(Items from an interface collection)
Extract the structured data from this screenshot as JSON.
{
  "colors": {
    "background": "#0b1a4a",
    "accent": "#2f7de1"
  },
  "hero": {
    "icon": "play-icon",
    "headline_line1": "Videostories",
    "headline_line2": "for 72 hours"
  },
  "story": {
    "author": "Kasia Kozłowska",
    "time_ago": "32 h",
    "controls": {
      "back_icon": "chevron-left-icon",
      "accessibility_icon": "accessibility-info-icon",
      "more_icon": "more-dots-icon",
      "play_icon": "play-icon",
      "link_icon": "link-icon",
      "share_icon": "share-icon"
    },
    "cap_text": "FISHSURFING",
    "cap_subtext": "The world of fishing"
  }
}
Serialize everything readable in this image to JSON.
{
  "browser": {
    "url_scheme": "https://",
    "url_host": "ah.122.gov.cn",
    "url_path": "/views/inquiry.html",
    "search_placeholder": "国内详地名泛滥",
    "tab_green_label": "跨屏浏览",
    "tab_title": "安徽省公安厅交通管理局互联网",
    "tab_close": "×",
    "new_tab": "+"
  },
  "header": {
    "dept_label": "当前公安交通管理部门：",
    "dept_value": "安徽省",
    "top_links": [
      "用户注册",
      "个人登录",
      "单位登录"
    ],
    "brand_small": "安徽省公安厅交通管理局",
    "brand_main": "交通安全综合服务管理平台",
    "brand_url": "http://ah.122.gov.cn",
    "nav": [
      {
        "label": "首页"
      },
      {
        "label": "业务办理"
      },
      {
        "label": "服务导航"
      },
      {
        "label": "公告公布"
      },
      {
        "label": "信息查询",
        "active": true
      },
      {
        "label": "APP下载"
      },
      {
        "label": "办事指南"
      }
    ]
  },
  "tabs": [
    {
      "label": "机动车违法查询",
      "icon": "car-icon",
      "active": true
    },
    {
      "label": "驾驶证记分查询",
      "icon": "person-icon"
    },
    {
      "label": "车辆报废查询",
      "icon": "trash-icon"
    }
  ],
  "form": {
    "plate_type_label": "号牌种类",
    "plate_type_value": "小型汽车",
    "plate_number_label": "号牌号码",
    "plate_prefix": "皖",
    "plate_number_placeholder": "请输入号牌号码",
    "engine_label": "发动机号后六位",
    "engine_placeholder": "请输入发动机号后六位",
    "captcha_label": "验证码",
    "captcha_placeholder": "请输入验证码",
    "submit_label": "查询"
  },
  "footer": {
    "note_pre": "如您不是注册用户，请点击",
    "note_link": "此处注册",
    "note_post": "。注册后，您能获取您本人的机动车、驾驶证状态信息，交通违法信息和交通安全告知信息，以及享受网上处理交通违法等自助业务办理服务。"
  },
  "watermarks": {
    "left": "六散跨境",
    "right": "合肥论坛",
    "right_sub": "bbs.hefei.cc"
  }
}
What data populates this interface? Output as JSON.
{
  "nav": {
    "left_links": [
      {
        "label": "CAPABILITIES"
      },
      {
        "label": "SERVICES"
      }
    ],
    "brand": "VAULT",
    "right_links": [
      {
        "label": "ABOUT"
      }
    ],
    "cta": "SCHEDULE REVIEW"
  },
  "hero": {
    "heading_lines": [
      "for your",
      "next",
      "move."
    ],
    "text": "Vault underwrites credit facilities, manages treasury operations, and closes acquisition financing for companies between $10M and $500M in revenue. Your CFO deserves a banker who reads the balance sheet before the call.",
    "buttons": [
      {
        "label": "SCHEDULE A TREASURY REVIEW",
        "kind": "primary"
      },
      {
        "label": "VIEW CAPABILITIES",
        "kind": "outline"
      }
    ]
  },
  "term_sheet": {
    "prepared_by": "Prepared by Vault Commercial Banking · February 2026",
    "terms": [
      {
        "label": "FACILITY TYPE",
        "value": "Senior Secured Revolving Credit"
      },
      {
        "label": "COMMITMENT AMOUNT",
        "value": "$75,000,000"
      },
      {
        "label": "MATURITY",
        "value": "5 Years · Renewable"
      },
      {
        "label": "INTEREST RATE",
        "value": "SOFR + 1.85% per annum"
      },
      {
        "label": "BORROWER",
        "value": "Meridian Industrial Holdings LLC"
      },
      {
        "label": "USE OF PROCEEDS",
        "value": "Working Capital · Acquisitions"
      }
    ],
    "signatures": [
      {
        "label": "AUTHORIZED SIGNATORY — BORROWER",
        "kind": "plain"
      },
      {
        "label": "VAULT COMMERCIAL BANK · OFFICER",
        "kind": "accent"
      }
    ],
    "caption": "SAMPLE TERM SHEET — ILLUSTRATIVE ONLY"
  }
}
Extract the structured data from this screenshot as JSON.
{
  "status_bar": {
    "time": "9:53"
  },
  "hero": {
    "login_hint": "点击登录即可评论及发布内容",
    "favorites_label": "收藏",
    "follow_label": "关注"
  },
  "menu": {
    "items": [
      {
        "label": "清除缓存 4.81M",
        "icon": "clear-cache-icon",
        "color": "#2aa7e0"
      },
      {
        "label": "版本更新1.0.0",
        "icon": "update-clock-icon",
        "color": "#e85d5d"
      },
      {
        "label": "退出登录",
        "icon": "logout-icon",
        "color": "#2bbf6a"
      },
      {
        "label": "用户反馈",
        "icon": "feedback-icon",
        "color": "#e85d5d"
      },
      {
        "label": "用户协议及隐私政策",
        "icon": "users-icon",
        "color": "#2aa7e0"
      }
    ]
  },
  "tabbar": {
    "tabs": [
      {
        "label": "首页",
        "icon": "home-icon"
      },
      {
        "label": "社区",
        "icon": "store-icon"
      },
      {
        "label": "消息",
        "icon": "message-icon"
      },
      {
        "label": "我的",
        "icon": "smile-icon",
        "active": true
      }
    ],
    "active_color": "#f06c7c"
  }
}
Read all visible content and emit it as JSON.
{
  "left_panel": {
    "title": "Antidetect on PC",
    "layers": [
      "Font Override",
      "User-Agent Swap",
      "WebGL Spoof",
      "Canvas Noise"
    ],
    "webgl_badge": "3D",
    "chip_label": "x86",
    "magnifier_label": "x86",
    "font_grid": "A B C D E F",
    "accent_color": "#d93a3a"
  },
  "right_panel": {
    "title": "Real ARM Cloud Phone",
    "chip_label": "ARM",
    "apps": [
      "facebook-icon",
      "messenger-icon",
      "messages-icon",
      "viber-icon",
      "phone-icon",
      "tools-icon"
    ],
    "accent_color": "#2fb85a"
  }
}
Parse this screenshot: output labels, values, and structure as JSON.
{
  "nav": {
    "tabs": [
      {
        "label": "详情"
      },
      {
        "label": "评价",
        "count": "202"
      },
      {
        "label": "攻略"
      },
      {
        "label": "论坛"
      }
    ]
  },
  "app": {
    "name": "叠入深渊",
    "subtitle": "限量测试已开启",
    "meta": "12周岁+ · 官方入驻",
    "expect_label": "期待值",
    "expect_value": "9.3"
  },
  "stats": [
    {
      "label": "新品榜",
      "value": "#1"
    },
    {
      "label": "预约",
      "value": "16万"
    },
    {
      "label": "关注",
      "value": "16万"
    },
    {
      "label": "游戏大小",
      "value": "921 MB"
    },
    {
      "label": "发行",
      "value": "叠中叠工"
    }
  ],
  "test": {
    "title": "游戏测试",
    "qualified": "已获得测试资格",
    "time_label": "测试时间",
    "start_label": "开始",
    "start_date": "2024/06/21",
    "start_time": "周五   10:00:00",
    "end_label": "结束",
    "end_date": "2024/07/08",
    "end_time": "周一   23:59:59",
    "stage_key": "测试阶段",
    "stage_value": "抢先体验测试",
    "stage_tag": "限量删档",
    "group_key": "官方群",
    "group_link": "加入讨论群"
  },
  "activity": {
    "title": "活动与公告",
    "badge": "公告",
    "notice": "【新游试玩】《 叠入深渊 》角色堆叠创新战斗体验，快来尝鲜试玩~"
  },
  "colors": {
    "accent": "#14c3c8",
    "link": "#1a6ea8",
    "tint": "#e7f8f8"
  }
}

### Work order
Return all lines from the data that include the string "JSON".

### Solution to the exercise
Extract the structured data from this screenshot as JSON.
Serialize everything readable in this image to JSON.
What data populates this interface? Output as JSON.
Extract the structured data from this screenshot as JSON.
Read all visible content and emit it as JSON.
Parse this screenshot: output labels, values, and structure as JSON.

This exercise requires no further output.